Out of the listing below, copy every line that carries the string "true".

DATA RECORDS =

• • • • • • •

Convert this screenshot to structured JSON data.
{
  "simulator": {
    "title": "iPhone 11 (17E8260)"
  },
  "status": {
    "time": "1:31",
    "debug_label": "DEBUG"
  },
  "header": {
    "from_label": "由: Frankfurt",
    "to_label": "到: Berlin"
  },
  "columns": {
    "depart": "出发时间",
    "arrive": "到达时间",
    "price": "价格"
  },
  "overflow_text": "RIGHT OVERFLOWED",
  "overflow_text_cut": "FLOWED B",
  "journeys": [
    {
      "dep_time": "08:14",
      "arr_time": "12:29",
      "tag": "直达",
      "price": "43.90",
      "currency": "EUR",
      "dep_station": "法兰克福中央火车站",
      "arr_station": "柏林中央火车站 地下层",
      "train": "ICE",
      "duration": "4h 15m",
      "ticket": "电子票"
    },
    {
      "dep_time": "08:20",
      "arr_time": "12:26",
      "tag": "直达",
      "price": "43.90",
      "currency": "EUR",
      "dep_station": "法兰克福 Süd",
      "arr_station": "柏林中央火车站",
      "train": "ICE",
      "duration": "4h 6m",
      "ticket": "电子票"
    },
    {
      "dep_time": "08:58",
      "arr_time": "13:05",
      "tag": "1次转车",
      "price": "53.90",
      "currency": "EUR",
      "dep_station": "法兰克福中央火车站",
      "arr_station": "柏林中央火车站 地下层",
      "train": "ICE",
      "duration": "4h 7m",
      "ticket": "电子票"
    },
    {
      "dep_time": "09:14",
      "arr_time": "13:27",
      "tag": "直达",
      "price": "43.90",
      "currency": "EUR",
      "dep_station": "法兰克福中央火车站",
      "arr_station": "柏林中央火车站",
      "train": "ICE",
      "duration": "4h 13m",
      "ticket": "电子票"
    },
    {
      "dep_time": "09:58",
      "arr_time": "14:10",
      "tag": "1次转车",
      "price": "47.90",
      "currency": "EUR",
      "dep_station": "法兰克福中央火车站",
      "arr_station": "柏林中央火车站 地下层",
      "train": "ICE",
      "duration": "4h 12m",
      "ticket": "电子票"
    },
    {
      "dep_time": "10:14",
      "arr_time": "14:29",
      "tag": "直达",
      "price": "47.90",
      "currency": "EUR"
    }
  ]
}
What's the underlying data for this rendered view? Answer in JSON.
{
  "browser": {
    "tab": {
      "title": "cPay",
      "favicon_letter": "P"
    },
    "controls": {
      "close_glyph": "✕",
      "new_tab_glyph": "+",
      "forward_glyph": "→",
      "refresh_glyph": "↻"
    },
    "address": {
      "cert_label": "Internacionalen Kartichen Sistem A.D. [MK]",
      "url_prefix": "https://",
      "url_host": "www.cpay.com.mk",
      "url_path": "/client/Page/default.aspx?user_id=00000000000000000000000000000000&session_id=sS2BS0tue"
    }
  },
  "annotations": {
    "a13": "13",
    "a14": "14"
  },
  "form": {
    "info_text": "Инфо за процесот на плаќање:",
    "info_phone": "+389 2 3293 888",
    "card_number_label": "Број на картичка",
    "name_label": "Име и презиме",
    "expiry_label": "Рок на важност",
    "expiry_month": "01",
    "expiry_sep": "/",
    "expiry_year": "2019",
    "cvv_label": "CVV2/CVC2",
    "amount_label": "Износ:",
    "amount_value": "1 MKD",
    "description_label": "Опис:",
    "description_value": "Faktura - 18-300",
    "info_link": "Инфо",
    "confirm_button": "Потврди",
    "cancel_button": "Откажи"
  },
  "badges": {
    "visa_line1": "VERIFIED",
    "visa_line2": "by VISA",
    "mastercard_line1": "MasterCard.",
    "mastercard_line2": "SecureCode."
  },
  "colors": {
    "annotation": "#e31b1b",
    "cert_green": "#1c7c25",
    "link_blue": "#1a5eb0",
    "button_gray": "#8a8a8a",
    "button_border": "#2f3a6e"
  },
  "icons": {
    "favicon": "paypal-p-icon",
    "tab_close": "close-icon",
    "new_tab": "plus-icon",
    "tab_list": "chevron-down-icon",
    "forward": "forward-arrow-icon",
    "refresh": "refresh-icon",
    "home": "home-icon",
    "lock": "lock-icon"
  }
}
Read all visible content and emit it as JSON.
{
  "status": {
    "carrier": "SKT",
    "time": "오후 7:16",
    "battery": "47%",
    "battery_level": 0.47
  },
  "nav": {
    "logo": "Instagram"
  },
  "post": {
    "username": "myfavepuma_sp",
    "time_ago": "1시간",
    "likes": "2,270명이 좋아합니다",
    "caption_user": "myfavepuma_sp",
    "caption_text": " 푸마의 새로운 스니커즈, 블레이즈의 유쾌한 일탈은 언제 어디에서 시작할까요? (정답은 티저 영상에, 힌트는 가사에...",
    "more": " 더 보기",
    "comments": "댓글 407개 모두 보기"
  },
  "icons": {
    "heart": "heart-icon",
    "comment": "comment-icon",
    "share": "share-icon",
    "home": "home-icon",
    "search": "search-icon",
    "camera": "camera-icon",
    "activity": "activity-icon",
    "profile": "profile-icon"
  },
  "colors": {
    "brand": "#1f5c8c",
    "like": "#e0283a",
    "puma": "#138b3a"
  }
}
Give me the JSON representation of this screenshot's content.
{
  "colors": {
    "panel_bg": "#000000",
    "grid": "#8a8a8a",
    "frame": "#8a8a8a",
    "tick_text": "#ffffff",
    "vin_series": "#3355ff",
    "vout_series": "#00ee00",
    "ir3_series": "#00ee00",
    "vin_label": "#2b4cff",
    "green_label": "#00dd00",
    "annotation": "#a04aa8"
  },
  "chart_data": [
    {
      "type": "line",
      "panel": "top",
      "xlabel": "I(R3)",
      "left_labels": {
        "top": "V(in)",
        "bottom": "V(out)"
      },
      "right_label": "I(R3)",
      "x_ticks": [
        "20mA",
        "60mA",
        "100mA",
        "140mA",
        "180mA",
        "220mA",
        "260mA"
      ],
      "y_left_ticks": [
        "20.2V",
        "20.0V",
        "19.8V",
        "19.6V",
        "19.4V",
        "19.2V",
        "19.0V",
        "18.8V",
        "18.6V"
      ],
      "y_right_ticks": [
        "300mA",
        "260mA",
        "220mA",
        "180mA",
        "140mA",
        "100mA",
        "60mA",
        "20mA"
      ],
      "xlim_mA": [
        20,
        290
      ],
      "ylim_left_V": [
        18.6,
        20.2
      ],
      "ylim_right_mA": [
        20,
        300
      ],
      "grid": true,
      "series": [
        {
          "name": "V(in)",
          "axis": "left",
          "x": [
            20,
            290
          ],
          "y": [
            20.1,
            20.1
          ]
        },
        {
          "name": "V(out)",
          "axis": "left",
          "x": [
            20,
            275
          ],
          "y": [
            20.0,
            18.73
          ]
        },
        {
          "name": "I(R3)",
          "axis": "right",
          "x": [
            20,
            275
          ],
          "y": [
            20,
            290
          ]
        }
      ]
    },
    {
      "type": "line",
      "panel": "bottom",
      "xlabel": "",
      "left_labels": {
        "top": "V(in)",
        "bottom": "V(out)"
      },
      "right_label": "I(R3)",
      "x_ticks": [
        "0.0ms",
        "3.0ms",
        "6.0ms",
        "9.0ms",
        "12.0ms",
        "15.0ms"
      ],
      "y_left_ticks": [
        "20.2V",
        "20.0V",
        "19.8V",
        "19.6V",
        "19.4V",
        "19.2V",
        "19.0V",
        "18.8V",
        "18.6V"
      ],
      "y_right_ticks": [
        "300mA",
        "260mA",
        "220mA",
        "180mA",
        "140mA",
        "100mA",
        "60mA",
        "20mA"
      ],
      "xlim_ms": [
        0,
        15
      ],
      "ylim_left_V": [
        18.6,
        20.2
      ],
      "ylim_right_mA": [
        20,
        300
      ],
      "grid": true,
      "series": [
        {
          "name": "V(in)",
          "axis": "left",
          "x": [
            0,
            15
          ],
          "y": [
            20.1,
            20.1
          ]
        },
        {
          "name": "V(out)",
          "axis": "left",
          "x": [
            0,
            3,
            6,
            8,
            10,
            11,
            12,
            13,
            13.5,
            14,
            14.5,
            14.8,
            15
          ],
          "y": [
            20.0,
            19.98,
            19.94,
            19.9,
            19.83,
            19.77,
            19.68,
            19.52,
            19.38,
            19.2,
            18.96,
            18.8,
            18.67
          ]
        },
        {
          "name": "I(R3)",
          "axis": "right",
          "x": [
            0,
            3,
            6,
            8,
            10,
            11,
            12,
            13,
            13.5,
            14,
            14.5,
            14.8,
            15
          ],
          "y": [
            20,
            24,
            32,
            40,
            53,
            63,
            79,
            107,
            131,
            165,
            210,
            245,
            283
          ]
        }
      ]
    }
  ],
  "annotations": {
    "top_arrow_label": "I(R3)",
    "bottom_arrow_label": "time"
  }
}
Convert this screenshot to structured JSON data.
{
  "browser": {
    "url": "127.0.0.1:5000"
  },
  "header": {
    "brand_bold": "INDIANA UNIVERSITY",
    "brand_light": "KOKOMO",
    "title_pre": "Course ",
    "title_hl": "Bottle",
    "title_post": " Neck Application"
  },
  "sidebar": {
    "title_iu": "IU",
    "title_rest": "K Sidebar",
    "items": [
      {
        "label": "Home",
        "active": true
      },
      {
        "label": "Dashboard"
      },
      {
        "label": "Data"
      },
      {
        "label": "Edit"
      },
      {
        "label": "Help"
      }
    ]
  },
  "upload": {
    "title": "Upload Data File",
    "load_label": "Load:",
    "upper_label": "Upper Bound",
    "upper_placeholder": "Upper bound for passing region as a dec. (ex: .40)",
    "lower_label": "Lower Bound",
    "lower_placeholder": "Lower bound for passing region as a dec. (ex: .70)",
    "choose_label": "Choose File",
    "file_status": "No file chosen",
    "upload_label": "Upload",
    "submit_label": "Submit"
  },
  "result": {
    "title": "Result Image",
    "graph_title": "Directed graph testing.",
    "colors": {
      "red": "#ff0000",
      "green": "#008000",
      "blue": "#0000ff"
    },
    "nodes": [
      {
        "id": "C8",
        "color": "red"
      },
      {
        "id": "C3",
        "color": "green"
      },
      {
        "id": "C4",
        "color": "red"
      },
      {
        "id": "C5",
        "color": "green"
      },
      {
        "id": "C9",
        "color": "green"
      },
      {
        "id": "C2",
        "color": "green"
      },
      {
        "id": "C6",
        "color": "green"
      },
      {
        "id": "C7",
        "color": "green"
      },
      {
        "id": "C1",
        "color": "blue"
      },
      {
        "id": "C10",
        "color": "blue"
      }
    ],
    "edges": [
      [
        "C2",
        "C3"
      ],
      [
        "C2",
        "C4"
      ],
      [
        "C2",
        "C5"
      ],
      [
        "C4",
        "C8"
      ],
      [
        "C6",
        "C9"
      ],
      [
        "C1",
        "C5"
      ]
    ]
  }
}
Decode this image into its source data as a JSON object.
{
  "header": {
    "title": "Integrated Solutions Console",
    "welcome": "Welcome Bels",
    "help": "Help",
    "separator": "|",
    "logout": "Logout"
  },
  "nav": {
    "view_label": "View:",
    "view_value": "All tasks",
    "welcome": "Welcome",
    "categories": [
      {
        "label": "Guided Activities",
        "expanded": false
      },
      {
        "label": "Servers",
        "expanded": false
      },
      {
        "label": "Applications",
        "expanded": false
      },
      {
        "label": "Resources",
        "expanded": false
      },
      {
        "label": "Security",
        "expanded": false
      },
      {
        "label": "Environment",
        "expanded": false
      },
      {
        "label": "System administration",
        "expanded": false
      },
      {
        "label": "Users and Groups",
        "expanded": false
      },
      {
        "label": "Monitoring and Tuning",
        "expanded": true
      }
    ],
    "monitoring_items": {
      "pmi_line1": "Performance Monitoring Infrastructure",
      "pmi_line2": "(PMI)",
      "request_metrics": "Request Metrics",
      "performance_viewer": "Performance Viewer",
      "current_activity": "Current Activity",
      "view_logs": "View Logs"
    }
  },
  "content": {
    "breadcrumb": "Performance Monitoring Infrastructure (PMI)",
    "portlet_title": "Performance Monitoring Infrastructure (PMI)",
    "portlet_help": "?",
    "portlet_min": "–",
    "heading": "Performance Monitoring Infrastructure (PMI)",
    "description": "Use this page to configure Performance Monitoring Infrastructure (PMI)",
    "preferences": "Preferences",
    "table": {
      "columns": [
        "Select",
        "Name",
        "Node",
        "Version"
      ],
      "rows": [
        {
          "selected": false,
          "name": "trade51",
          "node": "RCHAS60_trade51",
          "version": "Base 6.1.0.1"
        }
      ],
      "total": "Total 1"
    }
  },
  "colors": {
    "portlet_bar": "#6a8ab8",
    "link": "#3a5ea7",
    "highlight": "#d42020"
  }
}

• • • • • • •

SOLVED PROBLEM =
      "grid": true,
      "grid": true,
        "active": true
        "expanded": true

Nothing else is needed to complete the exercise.